The answer is the data repeated in full, with no pictures included.

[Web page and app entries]
○ ○ ○
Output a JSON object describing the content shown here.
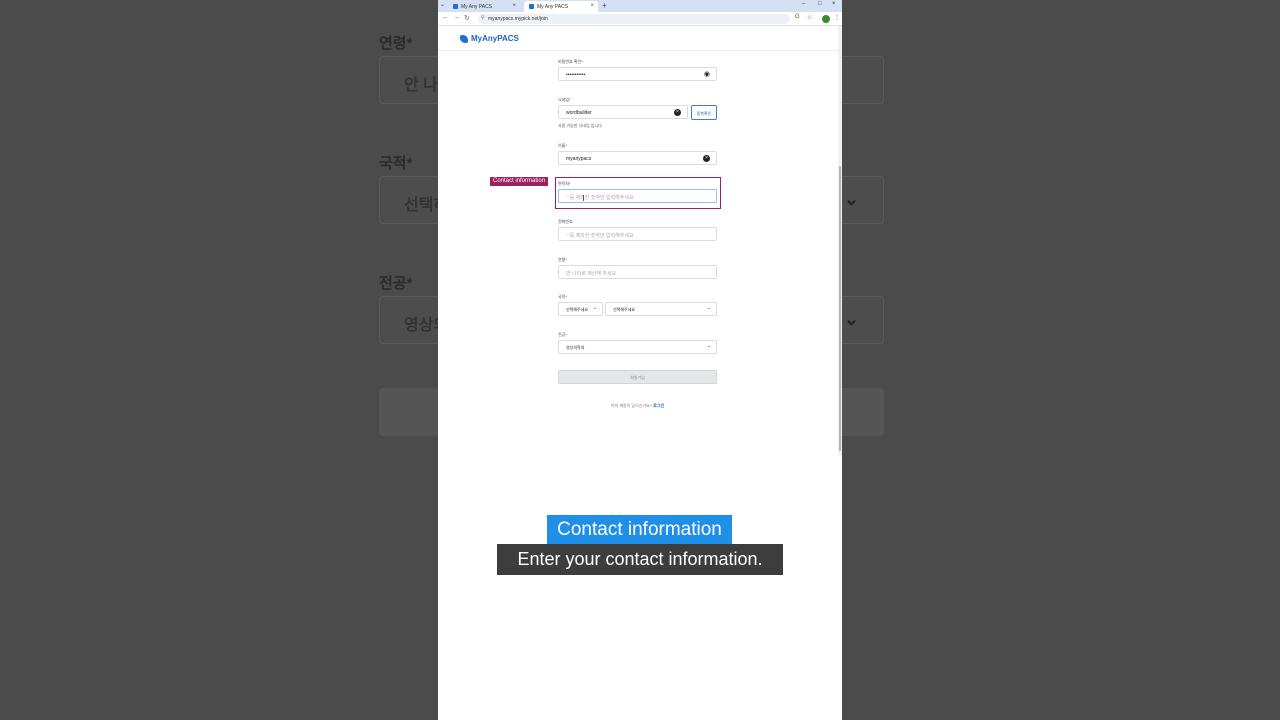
{
  "background": {
    "labels": [
      "연령*",
      "국적*",
      "전공*"
    ],
    "age_placeholder": "안 나",
    "nationality_value": "선택히",
    "major_value": "영상의"
  },
  "browser": {
    "tabs": [
      {
        "title": "My Any PACS",
        "active": false
      },
      {
        "title": "My Any PACS",
        "active": true
      }
    ],
    "url": "myanypacs.mypick.net/join"
  },
  "page": {
    "logo": "MyAnyPACS",
    "fields": {
      "password_confirm": {
        "label": "비밀번호 확인*",
        "value": "•••••••••••"
      },
      "nickname": {
        "label": "닉네임*",
        "value": "wordbuilder",
        "check_button": "중복확인",
        "hint": "사용 가능한 닉네임 입니다."
      },
      "name": {
        "label": "이름*",
        "value": "myanypacs"
      },
      "contact": {
        "label": "연락처*",
        "placeholder": "'-'를 제외한 숫자만 입력해주세요"
      },
      "phone": {
        "label": "전화번호",
        "placeholder": "'-'를 제외한 숫자만 입력해주세요"
      },
      "age": {
        "label": "연령*",
        "placeholder": "만 나이로 계산해 주세요"
      },
      "nationality": {
        "label": "국적*",
        "select1": "선택해주세요",
        "select2": "선택해주세요"
      },
      "major": {
        "label": "전공*",
        "value": "영상의학과"
      }
    },
    "submit_label": "회원가입",
    "login_prompt": "이미 계정이 있으신가요?",
    "login_link": "로그인"
  },
  "highlight": {
    "tag": "Contact information",
    "color": "#a01f5e"
  },
  "captions": {
    "title": "Contact information",
    "subtitle": "Enter your contact information.",
    "title_color": "#1f8fe8"
  }
}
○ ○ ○
» Solution for this problem:
Output a JSON object describing the content shown here.
{
  "background": {
    "labels": [
      "연령*",
      "국적*",
      "전공*"
    ],
    "age_placeholder": "안 나",
    "nationality_value": "선택히",
    "major_value": "영상의"
  },
  "browser": {
    "tabs": [
      {
        "title": "My Any PACS",
        "active": false
      },
      {
        "title": "My Any PACS",
        "active": true
      }
    ],
    "url": "myanypacs.mypick.net/join"
  },
  "page": {
    "logo": "MyAnyPACS",
    "fields": {
      "password_confirm": {
        "label": "비밀번호 확인*",
        "value": "•••••••••••"
      },
      "nickname": {
        "label": "닉네임*",
        "value": "wordbuilder",
        "check_button": "중복확인",
        "hint": "사용 가능한 닉네임 입니다."
      },
      "name": {
        "label": "이름*",
        "value": "myanypacs"
      },
      "contact": {
        "label": "연락처*",
        "placeholder": "'-'를 제외한 숫자만 입력해주세요"
      },
      "phone": {
        "label": "전화번호",
        "placeholder": "'-'를 제외한 숫자만 입력해주세요"
      },
      "age": {
        "label": "연령*",
        "placeholder": "만 나이로 계산해 주세요"
      },
      "nationality": {
        "label": "국적*",
        "select1": "선택해주세요",
        "select2": "선택해주세요"
      },
      "major": {
        "label": "전공*",
        "value": "영상의학과"
      }
    },
    "submit_label": "회원가입",
    "login_prompt": "이미 계정이 있으신가요?",
    "login_link": "로그인"
  },
  "highlight": {
    "tag": "Contact information",
    "color": "#a01f5e"
  },
  "captions": {
    "title": "Contact information",
    "subtitle": "Enter your contact information.",
    "title_color": "#1f8fe8"
  }
}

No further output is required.